**What to produce:**
Would you print the records as they stand, down to the last character?

════

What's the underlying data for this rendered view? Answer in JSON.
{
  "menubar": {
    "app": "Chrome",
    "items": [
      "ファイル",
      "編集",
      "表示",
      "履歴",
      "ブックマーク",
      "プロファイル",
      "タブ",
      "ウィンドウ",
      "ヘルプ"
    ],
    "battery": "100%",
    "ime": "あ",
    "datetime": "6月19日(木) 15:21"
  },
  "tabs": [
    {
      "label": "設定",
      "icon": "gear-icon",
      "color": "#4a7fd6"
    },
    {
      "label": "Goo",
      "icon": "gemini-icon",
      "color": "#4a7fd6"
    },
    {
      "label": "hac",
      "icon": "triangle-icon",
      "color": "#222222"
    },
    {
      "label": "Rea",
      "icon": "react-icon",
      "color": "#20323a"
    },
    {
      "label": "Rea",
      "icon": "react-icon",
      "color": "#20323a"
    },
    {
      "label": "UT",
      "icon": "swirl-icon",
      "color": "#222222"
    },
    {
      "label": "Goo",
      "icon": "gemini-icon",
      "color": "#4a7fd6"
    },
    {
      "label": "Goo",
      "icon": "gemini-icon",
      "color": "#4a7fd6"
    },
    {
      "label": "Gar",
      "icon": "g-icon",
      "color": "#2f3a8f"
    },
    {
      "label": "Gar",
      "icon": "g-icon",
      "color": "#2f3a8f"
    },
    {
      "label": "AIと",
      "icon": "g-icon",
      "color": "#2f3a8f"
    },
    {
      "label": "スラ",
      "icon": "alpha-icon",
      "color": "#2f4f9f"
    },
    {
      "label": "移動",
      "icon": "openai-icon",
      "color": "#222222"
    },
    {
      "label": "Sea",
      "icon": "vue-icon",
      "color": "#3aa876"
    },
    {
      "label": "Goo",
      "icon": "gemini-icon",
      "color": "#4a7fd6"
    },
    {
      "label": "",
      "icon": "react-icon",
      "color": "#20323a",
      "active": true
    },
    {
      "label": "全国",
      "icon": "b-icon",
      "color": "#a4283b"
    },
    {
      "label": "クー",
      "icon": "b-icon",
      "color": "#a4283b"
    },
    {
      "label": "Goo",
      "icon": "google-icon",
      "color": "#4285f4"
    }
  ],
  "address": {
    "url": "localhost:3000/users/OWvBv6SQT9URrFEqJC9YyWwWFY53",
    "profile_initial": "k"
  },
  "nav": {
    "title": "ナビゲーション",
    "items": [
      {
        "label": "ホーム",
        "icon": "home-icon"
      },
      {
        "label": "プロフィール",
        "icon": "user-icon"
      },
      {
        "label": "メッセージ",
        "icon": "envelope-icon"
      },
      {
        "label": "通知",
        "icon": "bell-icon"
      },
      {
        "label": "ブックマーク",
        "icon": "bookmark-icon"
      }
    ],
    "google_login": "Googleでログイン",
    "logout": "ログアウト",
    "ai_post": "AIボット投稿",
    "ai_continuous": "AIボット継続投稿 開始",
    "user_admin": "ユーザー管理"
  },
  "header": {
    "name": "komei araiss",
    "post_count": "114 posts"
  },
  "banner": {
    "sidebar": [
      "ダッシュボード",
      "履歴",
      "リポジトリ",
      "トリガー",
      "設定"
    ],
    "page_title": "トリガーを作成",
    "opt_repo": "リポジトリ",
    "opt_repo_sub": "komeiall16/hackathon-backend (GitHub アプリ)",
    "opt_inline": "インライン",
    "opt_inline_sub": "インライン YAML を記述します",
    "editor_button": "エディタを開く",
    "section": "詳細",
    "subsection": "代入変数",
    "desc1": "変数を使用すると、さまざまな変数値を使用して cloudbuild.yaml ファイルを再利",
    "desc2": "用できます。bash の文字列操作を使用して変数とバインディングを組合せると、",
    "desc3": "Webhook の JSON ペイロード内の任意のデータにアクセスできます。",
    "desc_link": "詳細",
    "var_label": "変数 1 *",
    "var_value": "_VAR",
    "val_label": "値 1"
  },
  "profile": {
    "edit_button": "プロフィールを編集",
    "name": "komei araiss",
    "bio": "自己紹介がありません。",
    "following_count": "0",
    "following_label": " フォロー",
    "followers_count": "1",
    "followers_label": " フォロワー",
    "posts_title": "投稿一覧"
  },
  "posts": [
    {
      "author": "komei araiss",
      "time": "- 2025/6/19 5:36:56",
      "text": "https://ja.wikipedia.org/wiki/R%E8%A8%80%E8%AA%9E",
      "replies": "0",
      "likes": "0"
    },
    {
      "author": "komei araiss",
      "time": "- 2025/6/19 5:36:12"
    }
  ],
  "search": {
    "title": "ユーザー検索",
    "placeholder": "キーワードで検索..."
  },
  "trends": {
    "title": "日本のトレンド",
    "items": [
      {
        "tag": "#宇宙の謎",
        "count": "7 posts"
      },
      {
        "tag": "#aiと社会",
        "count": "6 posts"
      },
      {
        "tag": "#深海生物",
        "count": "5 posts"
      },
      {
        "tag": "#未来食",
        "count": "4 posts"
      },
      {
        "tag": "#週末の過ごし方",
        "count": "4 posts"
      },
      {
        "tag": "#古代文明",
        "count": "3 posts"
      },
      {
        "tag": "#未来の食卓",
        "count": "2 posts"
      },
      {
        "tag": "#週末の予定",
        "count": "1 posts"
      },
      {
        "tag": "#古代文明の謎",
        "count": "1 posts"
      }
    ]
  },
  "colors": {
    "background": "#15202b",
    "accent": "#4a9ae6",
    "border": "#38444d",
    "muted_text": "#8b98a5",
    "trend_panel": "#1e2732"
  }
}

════

**Result for this task:**
What's the underlying data for this rendered view? Answer in JSON.
{
  "menubar": {
    "app": "Chrome",
    "items": [
      "ファイル",
      "編集",
      "表示",
      "履歴",
      "ブックマーク",
      "プロファイル",
      "タブ",
      "ウィンドウ",
      "ヘルプ"
    ],
    "battery": "100%",
    "ime": "あ",
    "datetime": "6月19日(木) 15:21"
  },
  "tabs": [
    {
      "label": "設定",
      "icon": "gear-icon",
      "color": "#4a7fd6"
    },
    {
      "label": "Goo",
      "icon": "gemini-icon",
      "color": "#4a7fd6"
    },
    {
      "label": "hac",
      "icon": "triangle-icon",
      "color": "#222222"
    },
    {
      "label": "Rea",
      "icon": "react-icon",
      "color": "#20323a"
    },
    {
      "label": "Rea",
      "icon": "react-icon",
      "color": "#20323a"
    },
    {
      "label": "UT",
      "icon": "swirl-icon",
      "color": "#222222"
    },
    {
      "label": "Goo",
      "icon": "gemini-icon",
      "color": "#4a7fd6"
    },
    {
      "label": "Goo",
      "icon": "gemini-icon",
      "color": "#4a7fd6"
    },
    {
      "label": "Gar",
      "icon": "g-icon",
      "color": "#2f3a8f"
    },
    {
      "label": "Gar",
      "icon": "g-icon",
      "color": "#2f3a8f"
    },
    {
      "label": "AIと",
      "icon": "g-icon",
      "color": "#2f3a8f"
    },
    {
      "label": "スラ",
      "icon": "alpha-icon",
      "color": "#2f4f9f"
    },
    {
      "label": "移動",
      "icon": "openai-icon",
      "color": "#222222"
    },
    {
      "label": "Sea",
      "icon": "vue-icon",
      "color": "#3aa876"
    },
    {
      "label": "Goo",
      "icon": "gemini-icon",
      "color": "#4a7fd6"
    },
    {
      "label": "",
      "icon": "react-icon",
      "color": "#20323a",
      "active": true
    },
    {
      "label": "全国",
      "icon": "b-icon",
      "color": "#a4283b"
    },
    {
      "label": "クー",
      "icon": "b-icon",
      "color": "#a4283b"
    },
    {
      "label": "Goo",
      "icon": "google-icon",
      "color": "#4285f4"
    }
  ],
  "address": {
    "url": "localhost:3000/users/OWvBv6SQT9URrFEqJC9YyWwWFY53",
    "profile_initial": "k"
  },
  "nav": {
    "title": "ナビゲーション",
    "items": [
      {
        "label": "ホーム",
        "icon": "home-icon"
      },
      {
        "label": "プロフィール",
        "icon": "user-icon"
      },
      {
        "label": "メッセージ",
        "icon": "envelope-icon"
      },
      {
        "label": "通知",
        "icon": "bell-icon"
      },
      {
        "label": "ブックマーク",
        "icon": "bookmark-icon"
      }
    ],
    "google_login": "Googleでログイン",
    "logout": "ログアウト",
    "ai_post": "AIボット投稿",
    "ai_continuous": "AIボット継続投稿 開始",
    "user_admin": "ユーザー管理"
  },
  "header": {
    "name": "komei araiss",
    "post_count": "114 posts"
  },
  "banner": {
    "sidebar": [
      "ダッシュボード",
      "履歴",
      "リポジトリ",
      "トリガー",
      "設定"
    ],
    "page_title": "トリガーを作成",
    "opt_repo": "リポジトリ",
    "opt_repo_sub": "komeiall16/hackathon-backend (GitHub アプリ)",
    "opt_inline": "インライン",
    "opt_inline_sub": "インライン YAML を記述します",
    "editor_button": "エディタを開く",
    "section": "詳細",
    "subsection": "代入変数",
    "desc1": "変数を使用すると、さまざまな変数値を使用して cloudbuild.yaml ファイルを再利",
    "desc2": "用できます。bash の文字列操作を使用して変数とバインディングを組合せると、",
    "desc3": "Webhook の JSON ペイロード内の任意のデータにアクセスできます。",
    "desc_link": "詳細",
    "var_label": "変数 1 *",
    "var_value": "_VAR",
    "val_label": "値 1"
  },
  "profile": {
    "edit_button": "プロフィールを編集",
    "name": "komei araiss",
    "bio": "自己紹介がありません。",
    "following_count": "0",
    "following_label": " フォロー",
    "followers_count": "1",
    "followers_label": " フォロワー",
    "posts_title": "投稿一覧"
  },
  "posts": [
    {
      "author": "komei araiss",
      "time": "- 2025/6/19 5:36:56",
      "text": "https://ja.wikipedia.org/wiki/R%E8%A8%80%E8%AA%9E",
      "replies": "0",
      "likes": "0"
    },
    {
      "author": "komei araiss",
      "time": "- 2025/6/19 5:36:12"
    }
  ],
  "search": {
    "title": "ユーザー検索",
    "placeholder": "キーワードで検索..."
  },
  "trends": {
    "title": "日本のトレンド",
    "items": [
      {
        "tag": "#宇宙の謎",
        "count": "7 posts"
      },
      {
        "tag": "#aiと社会",
        "count": "6 posts"
      },
      {
        "tag": "#深海生物",
        "count": "5 posts"
      },
      {
        "tag": "#未来食",
        "count": "4 posts"
      },
      {
        "tag": "#週末の過ごし方",
        "count": "4 posts"
      },
      {
        "tag": "#古代文明",
        "count": "3 posts"
      },
      {
        "tag": "#未来の食卓",
        "count": "2 posts"
      },
      {
        "tag": "#週末の予定",
        "count": "1 posts"
      },
      {
        "tag": "#古代文明の謎",
        "count": "1 posts"
      }
    ]
  },
  "colors": {
    "background": "#15202b",
    "accent": "#4a9ae6",
    "border": "#38444d",
    "muted_text": "#8b98a5",
    "trend_panel": "#1e2732"
  }
}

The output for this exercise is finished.